The final piece of funding for a new road linking North West Preston to the M55 motorway has been announced.
The Department for Transport has committed £31m to the so-called Preston Western Distributor scheme, which will see the construction of a two-and-a-half-mile dual carriageway connecting the A583 at Riversway to a new junction on the M55 at Bartle.
READ MORE >>> This is how the new Preston-M55 link road will look
Two other adjoining routes will also be built - the two-mile East-West link road, on which work is already underway, running from Lightfoot Lane to the Preston Western Distributor itself near the Saddle Inn pub; and the half-mile Cottam link road between Cottam Way and the new dual carriageway.
The government funding - £6m more than expected - will make up 16 percent of the £185m price tag for the project - which has rocketed from an initial estimate of £104m when plans were first drawn up. An aqueduct will have to be re-routed to accommodate the new road.
The Lancashire Growth Deal, a pot of money obtained from the government for infrastructure projects, will add £58m to the pot, but the lion's share of the sum – just over £100m – will be supplied by the Preston, South Ribble and Lancashire City Deal and is the biggest of the five transport projects which have been financed since the deal was struck in 2013.
Even before final confirmation of the government's contribution, construction was already planned to begin before the end of the year - with a scheduled opening date of March 2023. Preparatory work is currently underway on the site.
Lancashire County Council leader Geoff Driver, said the authority was "delighted" that all of the necessary funding had now been secured.
"This is a major new road scheme that will significantly improve access around the city, as well as creating a new connection onto the national motorway network.
"[It] will open up new business opportunities, improve access to existing and proposed housing sites and reduce congestion on other parts of the network by providing more options for how people can get around."
The Preston Western Distributor is regarded as key to delivering around 5,300 new homes in the North West Preston masterplan area in the 20 years up to the mid-2030s.
The scheme has already cleared two legal hurdles. A challenge from a landowner who wanted to secure roundabout access to a proposed garden village on his part of the masterplan plot was dropped in March and the following month approval was given to the compulsory purchase orders needed to acquire the necessary land for the scheme.
A meeting of the Lancashire Enterprise Partnership's (LEP) transport committee back in June heard that the route is forecast to boost the Lancashire economy by £108m over the next 60 years through the number of jobs which will be indirectly created by the increased capacity of the road network.
An independent report commissioned by the LEP to assess the business case rated the project as “high value for money” and calculated that the overall benefits of the scheme could top £290m – largely as a result of shorter journey times.
Jim Carter, chair of the City Deal, said: "We aim to grow the economy by helping people to get around, as well as supporting new economic growth and encouraging new businesses to come to Lancashire.

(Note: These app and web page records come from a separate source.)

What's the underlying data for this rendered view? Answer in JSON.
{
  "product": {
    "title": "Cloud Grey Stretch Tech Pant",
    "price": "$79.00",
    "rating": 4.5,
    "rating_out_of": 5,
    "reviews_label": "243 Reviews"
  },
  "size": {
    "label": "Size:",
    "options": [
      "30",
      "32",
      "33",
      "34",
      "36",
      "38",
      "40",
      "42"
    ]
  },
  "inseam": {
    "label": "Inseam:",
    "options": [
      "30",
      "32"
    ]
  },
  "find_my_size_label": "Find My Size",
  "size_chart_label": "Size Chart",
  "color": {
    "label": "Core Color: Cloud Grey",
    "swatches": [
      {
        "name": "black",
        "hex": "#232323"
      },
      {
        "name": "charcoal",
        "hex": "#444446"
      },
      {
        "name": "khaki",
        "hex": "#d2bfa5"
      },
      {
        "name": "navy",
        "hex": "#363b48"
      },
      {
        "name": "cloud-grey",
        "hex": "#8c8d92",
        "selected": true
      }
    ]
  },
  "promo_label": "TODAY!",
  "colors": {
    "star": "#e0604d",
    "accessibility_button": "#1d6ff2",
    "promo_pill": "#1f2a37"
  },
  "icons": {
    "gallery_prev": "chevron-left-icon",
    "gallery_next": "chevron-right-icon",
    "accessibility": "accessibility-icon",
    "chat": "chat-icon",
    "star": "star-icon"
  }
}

"These new roads will connect with sites for new homes, which are needed as we grow our economy and new jobs are created. It's important for the public and private sectors to work together to unlock the potential of the area for people who live and work here."
Councillor Peter Moss, deputy leader and cabinet member for planning and regulation at Preston City Council, said of the government announcement: “This is fantastic for Preston and will be welcome news to commuters travelling in and around the region.
“Taking the pressure off the current road network is a priority for the infrastructure projects of the Preston, South Ribble and Lancashire City Deal and should enable smoother and shorter journey times for everyone.”